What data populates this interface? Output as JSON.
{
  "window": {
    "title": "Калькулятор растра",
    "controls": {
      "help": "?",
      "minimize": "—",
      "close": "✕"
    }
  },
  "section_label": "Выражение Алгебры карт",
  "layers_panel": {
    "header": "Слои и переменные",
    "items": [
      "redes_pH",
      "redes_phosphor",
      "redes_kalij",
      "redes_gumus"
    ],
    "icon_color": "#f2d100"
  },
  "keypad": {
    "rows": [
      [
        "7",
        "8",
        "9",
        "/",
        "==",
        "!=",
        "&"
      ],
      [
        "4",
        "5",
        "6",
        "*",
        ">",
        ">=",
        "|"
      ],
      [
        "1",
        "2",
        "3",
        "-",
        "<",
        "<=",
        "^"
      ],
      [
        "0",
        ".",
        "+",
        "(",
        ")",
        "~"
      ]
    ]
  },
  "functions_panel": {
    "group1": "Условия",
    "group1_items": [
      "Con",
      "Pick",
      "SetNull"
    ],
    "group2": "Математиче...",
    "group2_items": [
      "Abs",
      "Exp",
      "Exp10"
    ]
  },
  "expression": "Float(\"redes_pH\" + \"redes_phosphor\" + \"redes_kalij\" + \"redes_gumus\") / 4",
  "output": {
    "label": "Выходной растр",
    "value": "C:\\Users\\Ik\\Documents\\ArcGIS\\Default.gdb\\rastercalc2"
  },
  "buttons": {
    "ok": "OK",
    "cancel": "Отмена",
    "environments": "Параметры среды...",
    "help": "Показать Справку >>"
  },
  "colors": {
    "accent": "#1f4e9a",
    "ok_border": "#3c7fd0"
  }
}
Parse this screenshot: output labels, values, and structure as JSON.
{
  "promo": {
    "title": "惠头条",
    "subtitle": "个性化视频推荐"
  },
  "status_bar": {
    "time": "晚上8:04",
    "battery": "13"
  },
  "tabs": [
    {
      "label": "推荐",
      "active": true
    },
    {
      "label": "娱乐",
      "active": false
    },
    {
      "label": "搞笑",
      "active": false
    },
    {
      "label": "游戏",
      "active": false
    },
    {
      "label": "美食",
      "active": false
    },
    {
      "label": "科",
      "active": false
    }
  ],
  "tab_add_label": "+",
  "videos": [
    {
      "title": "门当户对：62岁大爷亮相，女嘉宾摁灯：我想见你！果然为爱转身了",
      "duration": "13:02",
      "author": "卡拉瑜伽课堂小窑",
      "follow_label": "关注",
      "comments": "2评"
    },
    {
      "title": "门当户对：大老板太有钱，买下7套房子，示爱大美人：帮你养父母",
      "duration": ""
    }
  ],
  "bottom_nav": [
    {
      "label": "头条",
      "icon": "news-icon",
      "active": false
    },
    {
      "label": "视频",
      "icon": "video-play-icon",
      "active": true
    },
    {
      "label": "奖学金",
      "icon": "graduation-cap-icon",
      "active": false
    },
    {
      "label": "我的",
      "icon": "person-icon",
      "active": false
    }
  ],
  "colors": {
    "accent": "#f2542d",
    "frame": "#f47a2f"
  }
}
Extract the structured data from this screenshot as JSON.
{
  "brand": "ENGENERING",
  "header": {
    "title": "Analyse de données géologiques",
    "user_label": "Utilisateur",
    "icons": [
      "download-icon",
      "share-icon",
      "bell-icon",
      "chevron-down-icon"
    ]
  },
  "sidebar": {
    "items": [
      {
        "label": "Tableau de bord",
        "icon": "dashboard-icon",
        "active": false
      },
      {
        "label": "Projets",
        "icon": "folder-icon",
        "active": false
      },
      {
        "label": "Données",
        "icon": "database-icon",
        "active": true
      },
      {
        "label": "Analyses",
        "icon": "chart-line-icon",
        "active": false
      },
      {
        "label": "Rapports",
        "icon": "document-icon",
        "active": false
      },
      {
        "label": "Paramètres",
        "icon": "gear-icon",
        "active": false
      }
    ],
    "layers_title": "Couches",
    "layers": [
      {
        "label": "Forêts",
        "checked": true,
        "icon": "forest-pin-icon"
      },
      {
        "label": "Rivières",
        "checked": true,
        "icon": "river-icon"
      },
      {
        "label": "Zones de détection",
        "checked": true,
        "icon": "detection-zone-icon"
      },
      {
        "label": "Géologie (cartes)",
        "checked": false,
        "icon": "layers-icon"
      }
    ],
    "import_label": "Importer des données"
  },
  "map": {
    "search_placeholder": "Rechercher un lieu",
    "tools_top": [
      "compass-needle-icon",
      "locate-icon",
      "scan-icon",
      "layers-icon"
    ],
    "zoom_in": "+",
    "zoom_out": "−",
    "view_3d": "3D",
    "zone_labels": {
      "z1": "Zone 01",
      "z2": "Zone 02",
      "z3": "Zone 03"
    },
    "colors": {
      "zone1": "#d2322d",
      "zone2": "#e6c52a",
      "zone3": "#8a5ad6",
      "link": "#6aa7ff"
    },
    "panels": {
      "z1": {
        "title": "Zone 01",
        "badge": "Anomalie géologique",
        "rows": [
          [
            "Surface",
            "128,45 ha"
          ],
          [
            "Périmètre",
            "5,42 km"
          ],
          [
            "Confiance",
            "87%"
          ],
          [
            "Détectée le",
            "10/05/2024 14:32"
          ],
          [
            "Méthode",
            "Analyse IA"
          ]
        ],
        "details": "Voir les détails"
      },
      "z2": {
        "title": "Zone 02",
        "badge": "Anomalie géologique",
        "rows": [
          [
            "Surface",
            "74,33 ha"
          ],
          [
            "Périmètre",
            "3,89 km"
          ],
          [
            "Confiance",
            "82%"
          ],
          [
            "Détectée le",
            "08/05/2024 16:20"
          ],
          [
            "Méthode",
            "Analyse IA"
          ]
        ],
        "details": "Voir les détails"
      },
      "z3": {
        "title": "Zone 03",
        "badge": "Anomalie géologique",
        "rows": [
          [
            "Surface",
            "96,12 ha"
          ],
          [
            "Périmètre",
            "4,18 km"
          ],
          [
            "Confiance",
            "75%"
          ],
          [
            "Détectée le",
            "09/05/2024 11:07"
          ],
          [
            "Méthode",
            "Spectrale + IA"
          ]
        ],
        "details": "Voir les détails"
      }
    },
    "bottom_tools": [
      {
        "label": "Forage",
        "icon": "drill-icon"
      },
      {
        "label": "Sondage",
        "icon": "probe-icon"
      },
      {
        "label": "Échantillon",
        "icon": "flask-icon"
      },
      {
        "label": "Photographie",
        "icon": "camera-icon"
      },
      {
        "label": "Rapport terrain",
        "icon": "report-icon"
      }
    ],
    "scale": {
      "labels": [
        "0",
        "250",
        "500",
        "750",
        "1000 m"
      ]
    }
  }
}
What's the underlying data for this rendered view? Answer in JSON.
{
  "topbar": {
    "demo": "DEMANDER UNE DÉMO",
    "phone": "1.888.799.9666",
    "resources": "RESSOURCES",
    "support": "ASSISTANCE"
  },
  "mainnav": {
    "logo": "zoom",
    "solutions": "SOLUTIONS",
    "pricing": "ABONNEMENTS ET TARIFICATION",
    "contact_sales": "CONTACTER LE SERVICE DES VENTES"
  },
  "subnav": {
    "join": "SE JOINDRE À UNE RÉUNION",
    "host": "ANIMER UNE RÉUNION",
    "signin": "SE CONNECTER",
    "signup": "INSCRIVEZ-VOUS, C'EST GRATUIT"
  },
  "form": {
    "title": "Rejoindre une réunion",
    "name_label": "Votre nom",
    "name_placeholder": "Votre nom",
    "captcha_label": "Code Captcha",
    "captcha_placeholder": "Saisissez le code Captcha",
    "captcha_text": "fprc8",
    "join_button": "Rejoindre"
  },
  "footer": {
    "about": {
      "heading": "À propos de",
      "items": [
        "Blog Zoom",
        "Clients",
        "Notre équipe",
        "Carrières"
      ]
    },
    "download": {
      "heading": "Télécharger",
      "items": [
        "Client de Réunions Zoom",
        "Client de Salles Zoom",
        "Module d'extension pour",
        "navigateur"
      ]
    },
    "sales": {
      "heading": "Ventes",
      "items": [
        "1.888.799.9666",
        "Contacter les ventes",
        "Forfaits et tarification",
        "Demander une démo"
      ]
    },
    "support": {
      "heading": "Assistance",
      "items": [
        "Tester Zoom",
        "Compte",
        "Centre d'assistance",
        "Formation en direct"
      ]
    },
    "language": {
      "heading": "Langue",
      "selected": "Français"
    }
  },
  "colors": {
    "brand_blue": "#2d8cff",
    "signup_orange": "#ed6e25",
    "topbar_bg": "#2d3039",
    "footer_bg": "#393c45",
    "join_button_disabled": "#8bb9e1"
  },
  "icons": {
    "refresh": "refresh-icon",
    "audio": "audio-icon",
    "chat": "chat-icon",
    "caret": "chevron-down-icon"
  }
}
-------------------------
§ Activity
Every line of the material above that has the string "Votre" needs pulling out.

§ Written answer
    "name_label": "Votre nom",
    "name_placeholder": "Votre nom",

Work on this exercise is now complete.